Infrared Thermometer Yes I did say it, thermometer. I use it from looking at electrical panels for anomalies in temperature, and checking HVAC temps on returns and registers. Temperature variations can tell you a lot about various systems in the home. It’s also more accurate and safe than putting your hand on a radiator to see if the heat is working.

Multi-tip Screwdriver Although your RI home inspection is a visual inspection, occasionally I need to open something up and look inside for you. The electrical service panel, for instance is something I almost always open and look inside.

Scribe/probe This sharp device is used to test wood integrity for rot or wood destroying organisms.

Internet/i-Phone You’ll notice I take photos with my mobile device. I generate my inspection reports on mobile software and you get it in your e-mail them the same day, most times within an hour or two. This saves both of us time, money, and saves paper. I can use my software to send links to whomever you like, home, work, realtor, contractor, etc…

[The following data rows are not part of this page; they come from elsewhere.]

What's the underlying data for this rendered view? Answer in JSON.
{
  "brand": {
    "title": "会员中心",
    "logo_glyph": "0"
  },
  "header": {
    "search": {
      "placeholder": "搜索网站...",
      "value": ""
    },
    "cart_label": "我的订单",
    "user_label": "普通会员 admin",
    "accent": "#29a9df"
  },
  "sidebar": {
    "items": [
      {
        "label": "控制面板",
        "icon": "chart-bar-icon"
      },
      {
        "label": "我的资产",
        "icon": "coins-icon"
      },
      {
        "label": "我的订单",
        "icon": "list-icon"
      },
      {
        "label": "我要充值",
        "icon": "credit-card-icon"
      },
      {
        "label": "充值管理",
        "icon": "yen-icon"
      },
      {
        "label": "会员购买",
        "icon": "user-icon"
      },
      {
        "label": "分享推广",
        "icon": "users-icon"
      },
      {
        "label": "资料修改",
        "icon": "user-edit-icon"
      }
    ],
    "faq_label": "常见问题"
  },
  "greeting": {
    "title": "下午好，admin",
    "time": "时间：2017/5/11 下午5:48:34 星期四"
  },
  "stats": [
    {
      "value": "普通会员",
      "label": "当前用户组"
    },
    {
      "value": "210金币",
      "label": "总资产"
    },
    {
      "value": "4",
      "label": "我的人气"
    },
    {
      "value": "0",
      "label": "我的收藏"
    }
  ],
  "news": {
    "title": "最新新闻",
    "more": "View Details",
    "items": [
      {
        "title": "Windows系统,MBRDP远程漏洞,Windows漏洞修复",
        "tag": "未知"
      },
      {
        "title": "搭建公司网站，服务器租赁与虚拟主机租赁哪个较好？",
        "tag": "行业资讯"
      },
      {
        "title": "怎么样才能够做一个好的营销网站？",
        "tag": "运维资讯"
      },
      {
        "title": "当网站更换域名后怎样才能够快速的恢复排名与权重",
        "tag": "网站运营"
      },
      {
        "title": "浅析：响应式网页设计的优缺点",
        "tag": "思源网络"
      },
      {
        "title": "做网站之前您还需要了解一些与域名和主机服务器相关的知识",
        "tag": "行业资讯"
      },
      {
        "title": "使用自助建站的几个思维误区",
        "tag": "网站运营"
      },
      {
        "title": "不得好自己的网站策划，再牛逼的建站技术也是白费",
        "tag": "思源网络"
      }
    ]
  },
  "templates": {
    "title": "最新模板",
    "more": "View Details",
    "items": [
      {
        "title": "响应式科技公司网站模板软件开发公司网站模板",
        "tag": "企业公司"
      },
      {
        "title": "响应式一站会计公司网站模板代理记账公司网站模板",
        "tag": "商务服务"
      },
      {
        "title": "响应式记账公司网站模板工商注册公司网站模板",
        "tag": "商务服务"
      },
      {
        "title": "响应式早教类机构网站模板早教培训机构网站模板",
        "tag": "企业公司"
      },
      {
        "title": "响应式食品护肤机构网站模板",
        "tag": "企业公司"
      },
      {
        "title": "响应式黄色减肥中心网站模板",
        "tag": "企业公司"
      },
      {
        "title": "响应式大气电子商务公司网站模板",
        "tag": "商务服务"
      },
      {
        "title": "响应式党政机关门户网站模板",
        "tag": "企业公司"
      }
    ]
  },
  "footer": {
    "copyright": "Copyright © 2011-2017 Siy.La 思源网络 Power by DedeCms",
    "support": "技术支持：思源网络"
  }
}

Continuous Radon Monitors (CRM’s) This machine monitors and tests the air for radon. It can generate the results as soon as the test period ends. The EPA determines, the test period be a minimum of 48 hours. The “canisters” are OK, but this equipment is best for accuracy and time savings. We prefer to use the CRM’s.

Mold Test Kit I have a pump and mold spore cartridges to test for airborne mold levels. The pump, calibrated on each site, draws a measured amount of air through the mold spore trap. The trap is sent to the lab for analysis. The determine spore count and species. I can also take surface samples of suspected growth.

Water Test Kit I have chilled shipping containers for water sampling as well. I use a standard FHA test. It looks for chemicals, bacteria, heavy metals, e-coli. I ship via FedEx to my lab for results. they e-mail them to me, and I interpret and forward them to you.